We have far too much carbon in our atmosphere

Carbon Farming means choosing farming and ranching practices that are known to enhance the flow of carbon from the atmosphere and into plant and soil life. Carbon Farming has the potential to restore balance within the carbon cycle in a way that will ameliorate climate change, build resilience to drought and increase our agricultural productivity naturally.

To begin carbon farming, we ask: what are all the ways that land stewardship might move carbon from the atmosphere and into the soil?

Practices like applying compost to rangeland, establishing hedgerows, windbreaks, or silvopasture, planting multi-species cover crop, or prescribed grazing can be incorporated into fiber, fuel, dye, and food producing landscapes. Fibershed advocates for and envisions place-based adoption of carbon farming practices that restore ecosystem health bioregionally. Many of these practices are considered regenerative agriculture, and are rooted in Indigenous relationships with tending and cultivating land.

What is the science behind carbon sequestration in agriculture? Our approach and understanding is rooted in peer-reviewed scientific literature. This foundational research is recognized by global soil health programs like the 4 Per 1000 Initiative, state policies and coalition work like California’s Healthy Soils Program, and locally-based research programs including the Marin Carbon Project, the work of the Silver Lab at UC Berkeley, and the Gaudin Lab at UC Davis. Please check back for a summary of scientific context and literature.

Carbon Farm Planning provides a customized guide for producers to maximize the capacity of their land to be healthy, productive and resilient while achieving quantifiable benefits toward greenhouse gas sequestration and climate change mitigation. Fibershed works with partners including the Carbon Cycle Institute, Resource Conservation Districts, and independent Technical Service Providers to develop Carbon Farm Plans for participating producers in our Climate Beneficial Fiber Verification Program.

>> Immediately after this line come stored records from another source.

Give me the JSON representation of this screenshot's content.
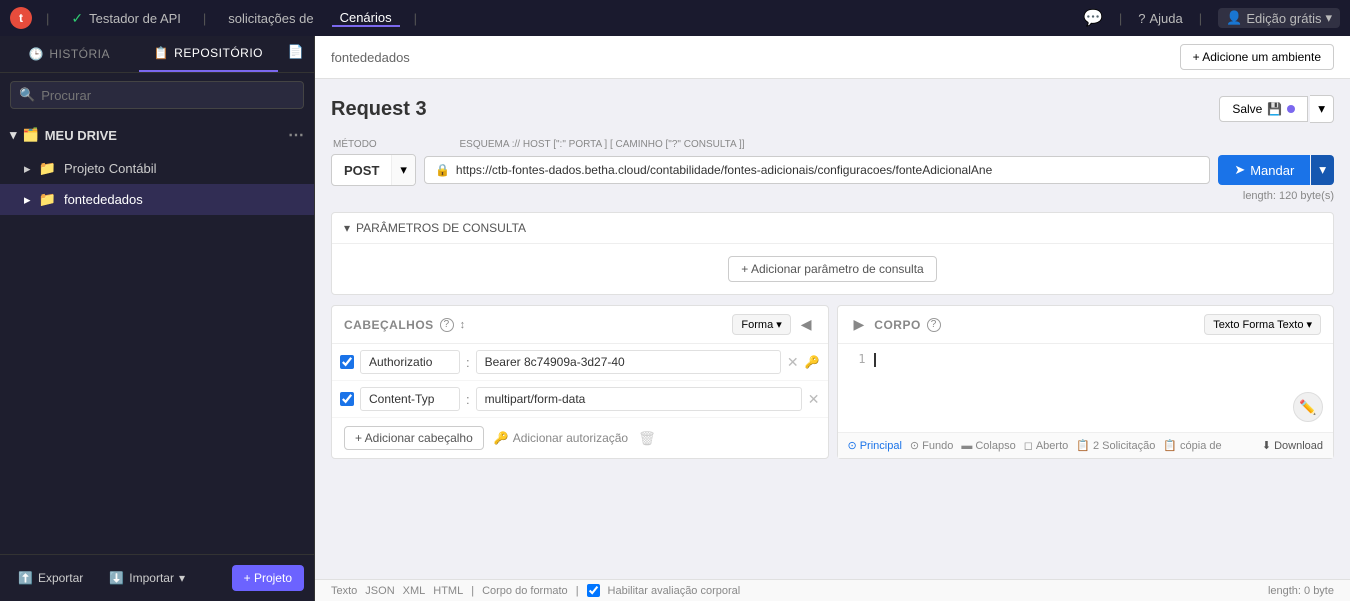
{
  "topnav": {
    "logo": "t",
    "dividers": [
      "|",
      "|",
      "|"
    ],
    "items": [
      {
        "id": "testador",
        "label": "Testador de API",
        "has_check": true
      },
      {
        "id": "solicitacoes",
        "label": "solicitações de"
      },
      {
        "id": "cenarios",
        "label": "Cenários"
      }
    ],
    "right": {
      "chat_icon": "💬",
      "help_label": "Ajuda",
      "edition_label": "Edição grátis"
    }
  },
  "sidebar": {
    "tabs": [
      {
        "id": "historia",
        "label": "HISTÓRIA",
        "icon": "🕒"
      },
      {
        "id": "repositorio",
        "label": "REPOSITÓRIO",
        "icon": "📋",
        "active": true
      }
    ],
    "export_icon": "📄",
    "search_placeholder": "Procurar",
    "my_drive_label": "MEU DRIVE",
    "items": [
      {
        "id": "projeto-contabil",
        "label": "Projeto Contábil",
        "icon": "📁"
      },
      {
        "id": "fontededados",
        "label": "fontededados",
        "icon": "📁",
        "active": true
      }
    ],
    "footer": {
      "export_label": "Exportar",
      "import_label": "Importar",
      "add_project_label": "+ Projeto"
    }
  },
  "content": {
    "topbar": {
      "breadcrumb": "fontededados",
      "add_env_label": "+ Adicione um ambiente"
    },
    "request": {
      "title": "Request 3",
      "save_label": "Salve",
      "method_label": "POST",
      "url": "https://ctb-fontes-dados.betha.cloud/contabilidade/fontes-adicionais/configuracoes/fonteAdicionalAne",
      "url_length": "length: 120 byte(s)",
      "send_label": "Mandar",
      "schema_hint": "ESQUEMA :// HOST [\":\" PORTA ] [ CAMINHO [\"?\" CONSULTA ]]",
      "method_label_full": "MÉTODO",
      "params": {
        "section_label": "PARÂMETROS DE CONSULTA",
        "add_btn": "+ Adicionar parâmetro de consulta"
      },
      "headers": {
        "section_label": "CABEÇALHOS",
        "format_btn": "Forma",
        "rows": [
          {
            "id": "auth-row",
            "checked": true,
            "key": "Authorizatio",
            "value": "Bearer 8c74909a-3d27-40"
          },
          {
            "id": "content-type-row",
            "checked": true,
            "key": "Content-Typ",
            "value": "multipart/form-data"
          }
        ],
        "add_header_btn": "+ Adicionar cabeçalho",
        "add_auth_btn": "Adicionar autorização"
      },
      "body": {
        "section_label": "CORPO",
        "format_btn": "Texto Forma Texto",
        "line_number": "1",
        "footer": {
          "principal": "Principal",
          "fundo": "Fundo",
          "colapso": "Colapso",
          "aberto": "Aberto",
          "solicitacao": "2 Solicitação",
          "copia_de": "cópia de",
          "download": "Download",
          "length_label": "length: 0 byte"
        }
      }
    },
    "statusbar": {
      "items": [
        "Texto",
        "JSON",
        "XML",
        "HTML",
        "|",
        "Corpo do formato",
        "|"
      ],
      "checkbox_label": "Habilitar avaliação corporal"
    }
  }
}
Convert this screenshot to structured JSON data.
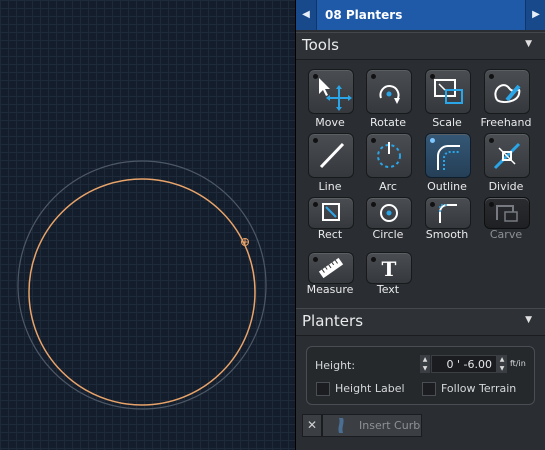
{
  "header": {
    "title": "08 Planters",
    "prev_icon": "triangle-left",
    "next_icon": "triangle-right"
  },
  "tools_section": {
    "title": "Tools",
    "items": [
      {
        "label": "Move",
        "icon": "move-icon"
      },
      {
        "label": "Rotate",
        "icon": "rotate-icon"
      },
      {
        "label": "Scale",
        "icon": "scale-icon"
      },
      {
        "label": "Freehand",
        "icon": "freehand-icon"
      },
      {
        "label": "Line",
        "icon": "line-icon"
      },
      {
        "label": "Arc",
        "icon": "arc-icon"
      },
      {
        "label": "Outline",
        "icon": "outline-icon",
        "selected": true
      },
      {
        "label": "Divide",
        "icon": "divide-icon"
      },
      {
        "label": "Rect",
        "icon": "rect-icon"
      },
      {
        "label": "Circle",
        "icon": "circle-icon"
      },
      {
        "label": "Smooth",
        "icon": "smooth-icon"
      },
      {
        "label": "Carve",
        "icon": "carve-icon",
        "disabled": true
      },
      {
        "label": "Measure",
        "icon": "measure-icon"
      },
      {
        "label": "Text",
        "icon": "text-icon"
      }
    ]
  },
  "planters_section": {
    "title": "Planters",
    "height_label": "Height:",
    "height_value": "0 ' -6.00",
    "height_unit": "ft/in",
    "height_label_checkbox": "Height Label",
    "follow_terrain_checkbox": "Follow Terrain"
  },
  "actions": {
    "delete_label": "✕",
    "insert_curb_label": "Insert Curb"
  },
  "colors": {
    "accent": "#1e5aa8",
    "selection": "#f0a868",
    "icon_blue": "#2aa6e8"
  }
}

Each plan is unique to the producer, their goals, and the landscape, and includes a timeline for adopting practices, along with estimated GHG impacts. With a Carbon Farm Plan, producers are empowered to make farming and ranching decisions with carbon as their organizing principle.

How do we know the climate benefit of carbon farming? Fibershed has partnered with the Carbon Cycle Institute and the Marin Carbon Project for over a decade to understand modeling and measuring the Greenhouse Gas (GHG) impact of agriculture and working lands.

The GHG estimates we track and produce through our Climate Beneficial Fiber Verification program are generated through COMET-Planner and COMET-Farm. These tools evaluate carbon sequestration and GHG reductions with dynamic ecosystem science, developed by Colorado State University and the USDA Natural Resources Conservation Service. Click here to listen to our podcast episode with Dr. Keith Paustian, a Soil and Crop scientist who led the development of the COMET systems.

Carbon is not the only benefit we see from these production practices: farmers and ranchers are ameliorating the climate crisis while providing habitat for migratory birds, restoring streams and watershed health, reducing the use of synthetic nitrogen fertilizers, growing more species of plants for a biodiverse ecosystem, and increasing the water-holding capacity of soil.

By restoring ecosystem health, carbon farming contributes to a more resilient future for people and planet.

Join Fibershed in expanding the many benefits and practices of carbon farming:

Photos by Paige Green